◆ **Assignment**:
The pictures do not belong in the copy. Restate all of the records word for word.

◆ **Exercise input**:
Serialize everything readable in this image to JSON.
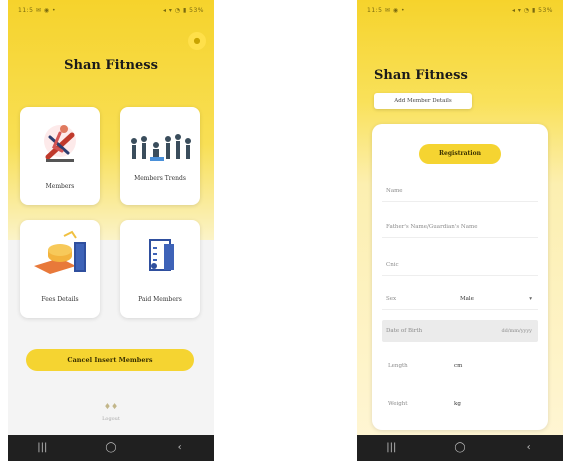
{
  "left": {
    "status_text": "11:5 ✉ ◉ •",
    "status_right": "◂ ▾ ◔ ▮ 53%",
    "title": "Shan Fitness",
    "cards": [
      {
        "label": "Members"
      },
      {
        "label": "Members Trends"
      },
      {
        "label": "Fees Details"
      },
      {
        "label": "Paid Members"
      }
    ],
    "cta_label": "Cancel Insert Members",
    "footer_icon": "♦♦",
    "footer_text": "Logout",
    "nav": [
      "|||",
      "◯",
      "‹"
    ]
  },
  "right": {
    "status_text": "11:5 ✉ ◉ •",
    "status_right": "◂ ▾ ◔ ▮ 53%",
    "title": "Shan Fitness",
    "add_button": "Add Member Details",
    "registration_label": "Registration",
    "fields": {
      "name": "Name",
      "father_name": "Father's Name/Guardian's Name",
      "cnic": "Cnic",
      "sex_label": "Sex",
      "sex_value": "Male",
      "dob_label": "Date of Birth",
      "dob_value": "dd/mm/yyyy",
      "length_label": "Length",
      "length_unit": "cm",
      "weight_label": "Weight",
      "weight_unit": "kg"
    },
    "nav": [
      "|||",
      "◯",
      "‹"
    ]
  },
  "colors": {
    "accent": "#f5d431",
    "navbar": "#202020"
  }
}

◆ **Response box**:
Serialize everything readable in this image to JSON.
{
  "left": {
    "status_text": "11:5 ✉ ◉ •",
    "status_right": "◂ ▾ ◔ ▮ 53%",
    "title": "Shan Fitness",
    "cards": [
      {
        "label": "Members"
      },
      {
        "label": "Members Trends"
      },
      {
        "label": "Fees Details"
      },
      {
        "label": "Paid Members"
      }
    ],
    "cta_label": "Cancel Insert Members",
    "footer_icon": "♦♦",
    "footer_text": "Logout",
    "nav": [
      "|||",
      "◯",
      "‹"
    ]
  },
  "right": {
    "status_text": "11:5 ✉ ◉ •",
    "status_right": "◂ ▾ ◔ ▮ 53%",
    "title": "Shan Fitness",
    "add_button": "Add Member Details",
    "registration_label": "Registration",
    "fields": {
      "name": "Name",
      "father_name": "Father's Name/Guardian's Name",
      "cnic": "Cnic",
      "sex_label": "Sex",
      "sex_value": "Male",
      "dob_label": "Date of Birth",
      "dob_value": "dd/mm/yyyy",
      "length_label": "Length",
      "length_unit": "cm",
      "weight_label": "Weight",
      "weight_unit": "kg"
    },
    "nav": [
      "|||",
      "◯",
      "‹"
    ]
  },
  "colors": {
    "accent": "#f5d431",
    "navbar": "#202020"
  }
}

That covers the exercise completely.